Every line below is to be copied exactly, with the pictures left out.

Segment Start: Stored data

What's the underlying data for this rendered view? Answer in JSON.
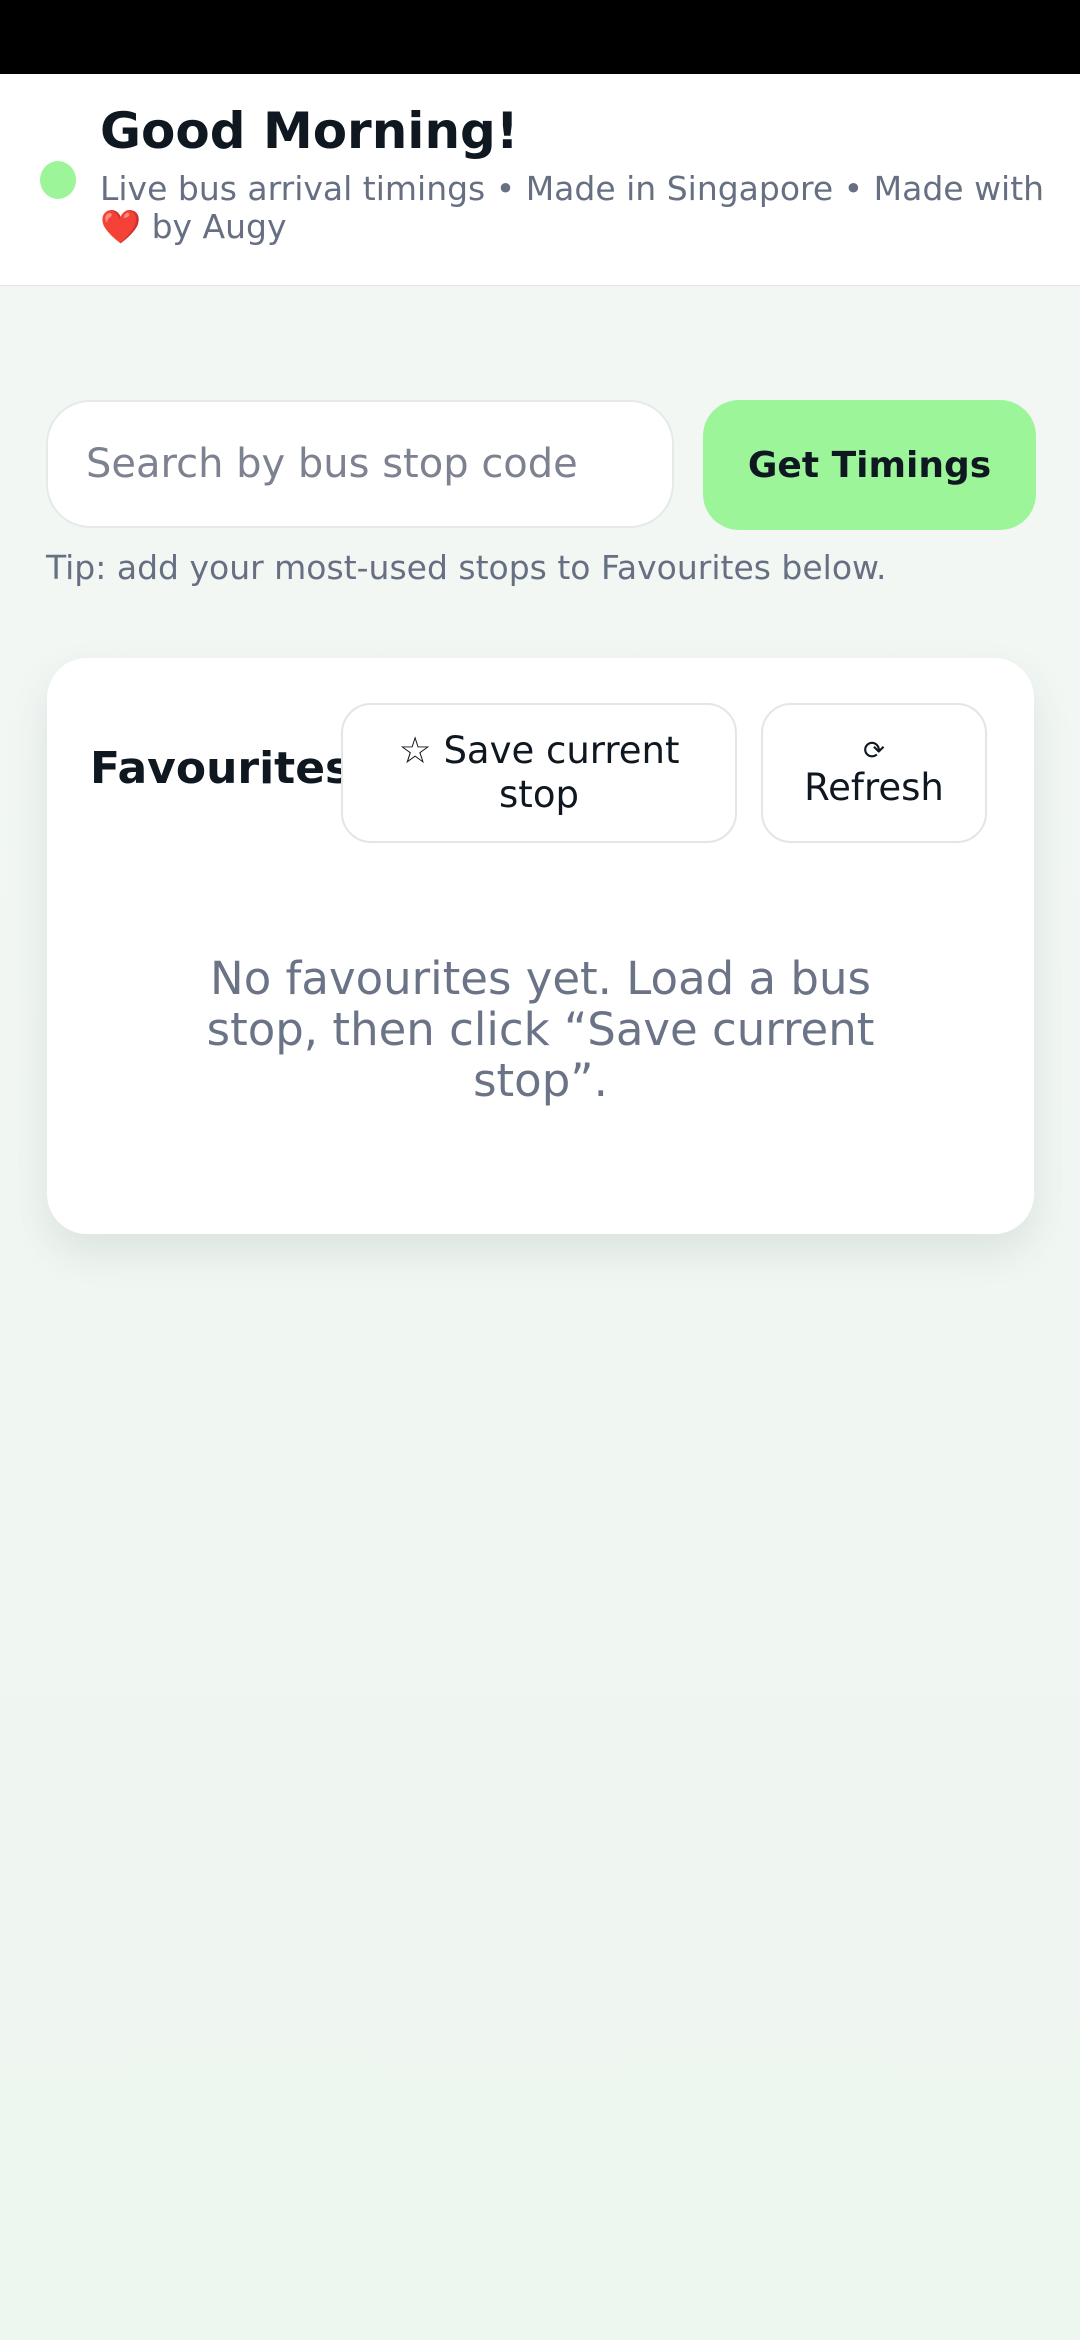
{
  "header": {
    "greeting": "Good Morning!",
    "subtitle_before": "Live bus arrival timings • Made in Singapore • Made with ",
    "heart": "❤️",
    "subtitle_after": " by Augy",
    "status_color": "#9df59a"
  },
  "search": {
    "placeholder": "Search by bus stop code",
    "value": "",
    "button_label": "Get Timings",
    "tip": "Tip: add your most-used stops to Favourites below."
  },
  "favourites": {
    "title": "Favourites",
    "save_icon": "☆",
    "save_label": "Save current stop",
    "refresh_icon": "⟳",
    "refresh_label": "Refresh",
    "empty_message": "No favourites yet. Load a bus stop, then click “Save current stop”."
  },
  "colors": {
    "accent": "#9df59a",
    "heart": "#ef3b5c",
    "muted_text": "#677082"
  }
}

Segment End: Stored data

■ **Solution to this exercise**
What's the underlying data for this rendered view? Answer in JSON.
{
  "header": {
    "greeting": "Good Morning!",
    "subtitle_before": "Live bus arrival timings • Made in Singapore • Made with ",
    "heart": "❤️",
    "subtitle_after": " by Augy",
    "status_color": "#9df59a"
  },
  "search": {
    "placeholder": "Search by bus stop code",
    "value": "",
    "button_label": "Get Timings",
    "tip": "Tip: add your most-used stops to Favourites below."
  },
  "favourites": {
    "title": "Favourites",
    "save_icon": "☆",
    "save_label": "Save current stop",
    "refresh_icon": "⟳",
    "refresh_label": "Refresh",
    "empty_message": "No favourites yet. Load a bus stop, then click “Save current stop”."
  },
  "colors": {
    "accent": "#9df59a",
    "heart": "#ef3b5c",
    "muted_text": "#677082"
  }
}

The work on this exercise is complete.